The road to Mawsynram is good, but the drifts of rain and spray from the innumerable gushing waterfalls that line it, and sometimes wash over it, lend poor visibility. Bamboo-splints divert water to the fields where farmers in wellingtons and knups — a tortoise shell-shaped shield made of grass and bamboo used as rain cover — are taking a bidi-break from turning over clods of earth. The countryside is an immodest green and frogs peep from under huge Jurassic-era ferns. Young men kick a ball covered in slush into the goalpost on a field. School kids scurry into classrooms, their socks surprisingly white and uniforms dry. Lunch is at Tyrsad — local rice with mashed potato and bland chicken gravy — in a lace-curtained roadside restaurant. “After this, we drive through forests,” says Rafe long. So, I decide to use the privy. It’s unbelievably clean, although its walls are swollen with damp and the water has a sheet of moss on it. We arrive at Mawsynram an hour later, fortified by steaming tea and vanilla cake.
With nearly 11,861 mm of rain, the equivalent of nearly 40 feet, the monsoon that runs for nearly 10 months makes rains at other places seem like a child’s tearful outburst. The subtropical highland climate and the showery rain keep the temperature below 20 degrees C. Summer air currents from the steaming Bangladesh plains to the South swarm up the hills, but when they squeeze through them they are forced to drop the rains here. It was through the same route that Christianity came to Meghalaya when Reverend Thomas Jones introduced the Khasis to Presbyterianism in 1841. Other missionaries followed suit, clambering over from Bangladesh, resulting in the countryside sprouting churches of various denominations. Tussocks of grass are thrown over the town’s tin roofs to lessen the noise of the maddening drizzle. I climb down a hillside and lose my footing on the moss-lined steps. I come up drenched, clutching handfuls of wet grass, feeling like one of the characters in a Jack London novel who wants to lie down and let the wolves pick her bones. A woman stops by, holding an umbrella over my head. Her brother gives me his hand. And, her mother leads me to their home for vanilla cakes and tea.
Cherrapunji, village, southern Meghalaya state, northeastern India.
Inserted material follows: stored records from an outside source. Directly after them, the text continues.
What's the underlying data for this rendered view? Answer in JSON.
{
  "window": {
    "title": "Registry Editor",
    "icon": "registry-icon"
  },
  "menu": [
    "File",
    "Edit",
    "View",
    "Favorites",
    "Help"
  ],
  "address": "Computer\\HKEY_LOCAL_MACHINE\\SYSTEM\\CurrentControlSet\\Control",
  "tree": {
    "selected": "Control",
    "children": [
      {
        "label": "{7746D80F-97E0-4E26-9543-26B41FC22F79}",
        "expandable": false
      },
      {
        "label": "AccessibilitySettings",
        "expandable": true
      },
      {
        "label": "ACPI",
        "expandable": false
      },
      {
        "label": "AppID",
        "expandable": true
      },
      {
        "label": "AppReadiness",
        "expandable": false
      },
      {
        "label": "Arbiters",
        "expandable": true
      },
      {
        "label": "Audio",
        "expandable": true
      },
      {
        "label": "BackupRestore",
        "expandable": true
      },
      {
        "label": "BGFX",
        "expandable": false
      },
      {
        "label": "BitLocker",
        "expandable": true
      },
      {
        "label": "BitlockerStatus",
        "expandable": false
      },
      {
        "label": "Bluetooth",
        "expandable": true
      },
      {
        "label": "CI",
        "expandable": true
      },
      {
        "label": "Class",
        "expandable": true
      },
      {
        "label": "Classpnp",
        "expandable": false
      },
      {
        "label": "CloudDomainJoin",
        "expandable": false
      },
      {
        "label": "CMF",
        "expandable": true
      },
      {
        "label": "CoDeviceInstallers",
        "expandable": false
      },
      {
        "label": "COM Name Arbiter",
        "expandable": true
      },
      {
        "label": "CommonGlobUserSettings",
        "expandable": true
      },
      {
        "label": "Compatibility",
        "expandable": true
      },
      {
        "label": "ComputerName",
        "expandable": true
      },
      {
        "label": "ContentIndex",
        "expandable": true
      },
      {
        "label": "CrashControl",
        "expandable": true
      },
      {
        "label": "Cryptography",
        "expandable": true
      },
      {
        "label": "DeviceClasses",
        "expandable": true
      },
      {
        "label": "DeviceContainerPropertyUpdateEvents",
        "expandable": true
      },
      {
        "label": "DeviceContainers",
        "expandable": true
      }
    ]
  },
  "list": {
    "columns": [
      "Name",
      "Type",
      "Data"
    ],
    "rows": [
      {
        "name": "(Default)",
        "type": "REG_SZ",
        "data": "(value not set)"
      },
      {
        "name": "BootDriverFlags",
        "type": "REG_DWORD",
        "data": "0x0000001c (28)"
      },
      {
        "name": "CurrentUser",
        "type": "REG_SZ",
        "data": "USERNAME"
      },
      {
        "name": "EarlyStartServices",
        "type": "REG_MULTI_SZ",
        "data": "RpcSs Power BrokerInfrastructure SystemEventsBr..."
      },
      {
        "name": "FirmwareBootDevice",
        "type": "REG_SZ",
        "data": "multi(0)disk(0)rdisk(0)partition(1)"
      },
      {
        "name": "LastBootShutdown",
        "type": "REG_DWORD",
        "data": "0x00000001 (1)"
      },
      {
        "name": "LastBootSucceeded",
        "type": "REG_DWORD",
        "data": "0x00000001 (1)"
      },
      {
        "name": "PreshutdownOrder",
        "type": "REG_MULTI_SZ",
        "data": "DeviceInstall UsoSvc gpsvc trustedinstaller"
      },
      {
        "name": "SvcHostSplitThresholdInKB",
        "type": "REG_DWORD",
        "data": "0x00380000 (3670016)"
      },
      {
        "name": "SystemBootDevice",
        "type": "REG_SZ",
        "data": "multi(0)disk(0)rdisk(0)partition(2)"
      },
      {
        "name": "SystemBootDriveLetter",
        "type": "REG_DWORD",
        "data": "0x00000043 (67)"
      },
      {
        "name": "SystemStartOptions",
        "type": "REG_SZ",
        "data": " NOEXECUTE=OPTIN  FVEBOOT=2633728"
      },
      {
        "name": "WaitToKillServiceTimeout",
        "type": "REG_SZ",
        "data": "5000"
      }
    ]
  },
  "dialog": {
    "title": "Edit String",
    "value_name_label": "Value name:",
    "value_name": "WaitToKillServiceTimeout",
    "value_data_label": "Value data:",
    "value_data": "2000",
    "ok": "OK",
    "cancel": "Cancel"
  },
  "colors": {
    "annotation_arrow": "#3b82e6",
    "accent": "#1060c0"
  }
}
It is located on the Shillong Plateau about 35 miles (55 km) southwest of Shillong, the state capital.
Cherrapunji is noted for having one of the world’s highest average annual precipitation levels, about 450 inches (11,430 mm). In addition, it had the greatest recorded total single-year rainfall, 1,042 inches (26,467 mm) in August 1860–July 1861, and one of the greatest recorded one-month total rainfalls, 366 inches (9,296 mm) in July 1861. The heavy precipitation results from the village’s location on the plateau’s southern edge, at which point the saturated summer monsoon air rises up the southern slope and cools rapidly, releasing enormous quantities of condensed water.
The village serves as a trade center for the area’s agricultural products. The Cera coal mine is nearby. Cherrapunji was the capital of the independent Khasi states until it was succeeded by Shillong in 1864. It is still inhabited mainly by Khasi peoples, who are largely Christian and who have a matriarchal social system. Pop. (2001) 10,086; (2011) 11,722.